UN Secretary-General Antonio Guterres on Monday highlighted five areas for action to strengthen the Nuclear Non-Proliferation Treaty (NPT).
The first area is to urgently reinforce and reaffirm the 77-year-old norm against the use of nuclear weapons, he told the opening of the 10th NPT Review Conference at the UN headquarters in New York.
This requires a steadfast commitment from all states parties to the NPT. It means finding practical measures that will reduce the risk of nuclear war and put the world back on the path to disarmament. There is a need to strengthen all avenues of dialogue and transparency as peace cannot take hold in an absence of trust and mutual respect, he said.
The second area is to further reduce the risk of nuclear war, he said.
“Eliminating nuclear weapons is the only guarantee they will never be used. We must work relentlessly toward this goal. This must start with new commitments to shrink the numbers of all kinds of nuclear weapons so that they no longer hang by a thread over humanity. And it means reinvigorating — and fully resourcing — our multilateral agreements and frameworks around disarmament and non-proliferation, including the important work of the International Atomic Energy Agency.”
The third area is to address the simmering tensions in the Middle East and Asia, said Guterres.
By adding the threat of nuclear weapons to enduring conflicts, these regions are edging toward catastrophe. There is a need to redouble support for dialogue and negotiation to ease tensions and forge new bonds of trust in regions that have seen too little, he said.

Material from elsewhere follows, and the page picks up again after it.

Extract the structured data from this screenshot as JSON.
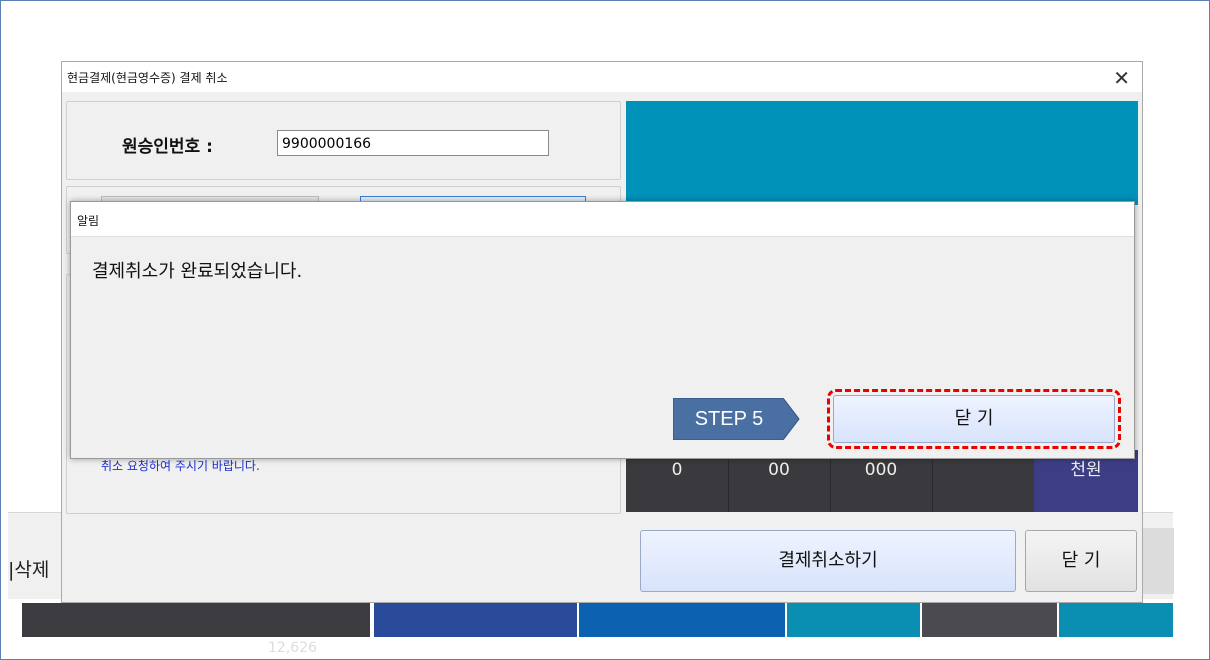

The fourth area is to promote the peaceful use of nuclear technology as a catalyst to advance the Sustainable Development Goals, including for medical and other uses, he said.
The fifth area is to fulfill all outstanding commitments in the NPT itself, and keep it fit for purpose in these trying times, he said.
“We are all here today because we believe in the treaty’s purpose and function. But carrying it into the future requires going beyond the status quo. It requires renewed commitment, and real, good-faith negotiations. And it requires all parties to listen, compromise and keep the lessons of the past — and the fragility of the future — in view at all times.”
The 10th NPT Review Conference, which was originally scheduled for April-May 2020, had to be postponed as a result of the COVID-19 pandemic. NPT Review Conferences had been held every five years since 1975.
The 10th Review Conference has been long-delayed. But its importance and urgency remain undiminished. It takes place at a critical juncture for collective peace and security, said Guterres.
The climate crisis, stark inequalities, conflicts and human rights violations, and the personal and economic devastation caused by the COVID-19 pandemic have put the world under greater stress than it has faced in our lifetimes. And the Review Conference occurs at a time of nuclear danger not seen since the height of the Cold War, he said.
The initial post-Cold War period ushered in a tentative new hope for peace: a hope found in massive arsenal reductions, in entire regions declaring themselves to be free of nuclear weapons, and in the entrenchment of norms against the use, proliferation and testing of nuclear weapons. And through a combination of commitment, judgment and luck, the world avoided the suicidal mistake of nuclear conflict. But as the years have passed, these fruits of hope are withering, he warned.
“Humanity is in danger of forgetting the lessons forged in the terrifying fires of Hiroshima and Nagasaki. Geopolitical tensions are reaching new highs. Competition is trumping cooperation and collaboration. Distrust has replaced dialogue and disunity has replaced disarmament. States are seeking false security in stockpiling and spending hundreds of billions of dollars on doomsday weapons that have no place on our planet. Almost 13,000 nuclear weapons are now being held in arsenals around the world,” he said.
All these are happening at a time when the risks of proliferation are growing and guardrails to prevent escalation are weakening, and when crises — with nuclear undertones — are festering, from the Middle East and the Korean Peninsula to the conflict in Ukraine and to many other factors around the world, he noted.
“The clouds that parted following the end of the Cold War are gathering once more. We have been extraordinarily lucky so far. But luck is not a strategy, nor is it a shield from geopolitical tensions boiling over into nuclear conflict. Today, humanity is just one misunderstanding, one miscalculation away from nuclear annihilation,” warned the UN chief.
“We need the Treaty on Non-Proliferation of Nuclear Weapons as much as ever. That is why this Review Conference is so important. It’s an opportunity to hammer out the measures that will help avoid certain disaster and to put humanity on a new path toward a world free of nuclear weapons. It’s also a chance to strengthen this treaty and make it fit for the worrying world around us,” said Guterres.